are you directing this at ME!!!! (outrage is purely joking) for me this is about allowing a client to watch me editing which although not always ideal, is sometimes necessary. They are not doing any editing just reviewing edits as they happen and helping select ins and outs, etc. This is one of the ways I've always worked but over the last year in particular meeting with the client in person is not always an option. I've known editors who refuse to work with the client in the room, but sometimes that's not the way the foodchain works. Editors as far as I know, never get final cut... and sometimes the best way to work is to involve the director or other client in to the edit room so they have to take responsibility for the choices that are made instead of just saying "make it better."
In this time, it ain't that gloried days of yesteryear no more. Not hardly. Pretty unbelievable how much things changed over the last year.
Remote collaboration has been the main process for much ... really most ... pro video work over the last year. The pro colorists I work with daily from all over the world have been either working at home or ... for a few ... as they're about the only one in their shop, their shop. These are the people working the main commercials for b-cast, for the movies, and for the major streaming services like Netflix and Disney. This ain't YouTube work. Period.
But with no client attended sessions in person. Yet their clients need to watch the work being done and comment as is usual and necessary. So they've been trying every remote service possible, checking for reliability, security, latency, and possible color managment controls. As have the editors and VFX and sound people.
The entire post production chain has been mostly remote working ... period. Yet the directors and DPs need to see what the editors are doing ... what the VFX folk are doing ... what the colorists are doing ... what sound is doing. ... in real-time, just as if they were all in the same facility. And security needs to be up to the task.
So files are being transferred online like never before, with highly encrypted services like LucidLink. Which Adobe and LucidLink have hooked up for my partner in Cape Town SA and myself in Oregon. There are several other similar services, including through Frame.io and various sources.
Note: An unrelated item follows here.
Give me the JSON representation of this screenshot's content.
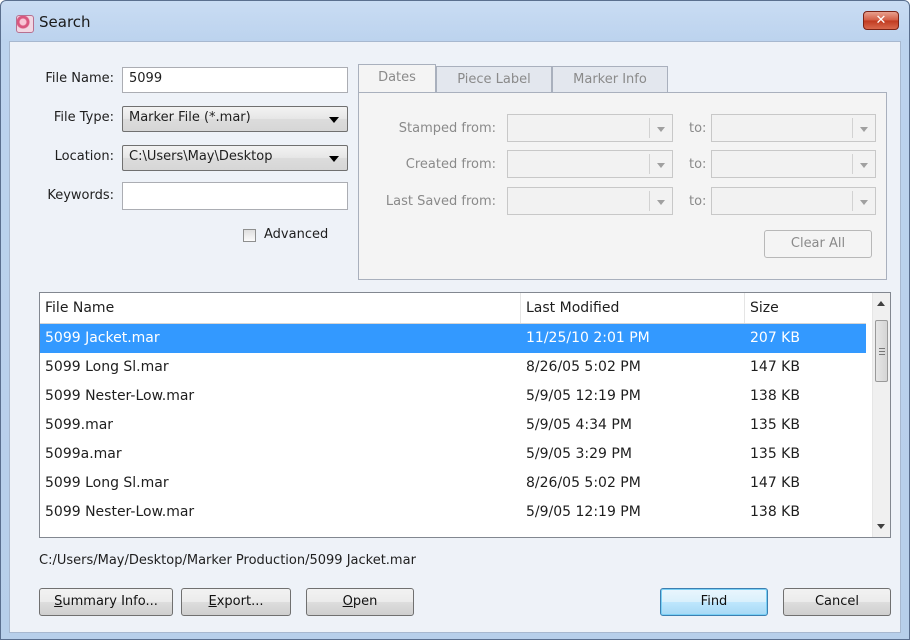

For some projects, you can even work with online asset storage. Mo and I have worked some things where the assets are on an Amazon S3 server in London, seen by our computers as a virtual local drive. We've been able to actually work in this situation where the assets are not physically present on our systems ... our system is just tricked into thinking it suddenly has this other massive drive attached. And PrPro and Ae and MediaEncoder work with the media living in London as if it was here. Occasionally if the 'net slows for a moment, it can stutter. But it's been pretty amazing.
And quite a few of my colorist pals have bought a bunch of newer iPads, there's a particular model that they can modify some internal settings and the things actually look pretty close to their in-suite Flanders reference monitors. They have those delivered for use by the client while they're working on the session, with the client sitting in their own place, and talking either via phone or the particular 'net service they're sending visual over. This because of course getting the clients seeing something even close to their reference monitors "remote" is nearly impossible.
A project can have too many cooks in the kitchen be it client-attended or not.
It's usually the client who determines if and when the edit is client attended. When it comes to completing a fine edit or a color session quickly, having the client there in-person (currently remotely, of course), gets the project completed in time for whatever deadlines are in place. Also, it should mean a higher pay rate, be it project-based, weekly, daily, or hourly.
That said, I've come to really appreciate Frame.IO for client review. With ProRes and Safari on macOS or iOS, color representation is excellent and perhaps most importantly, feedback is right there in the comments.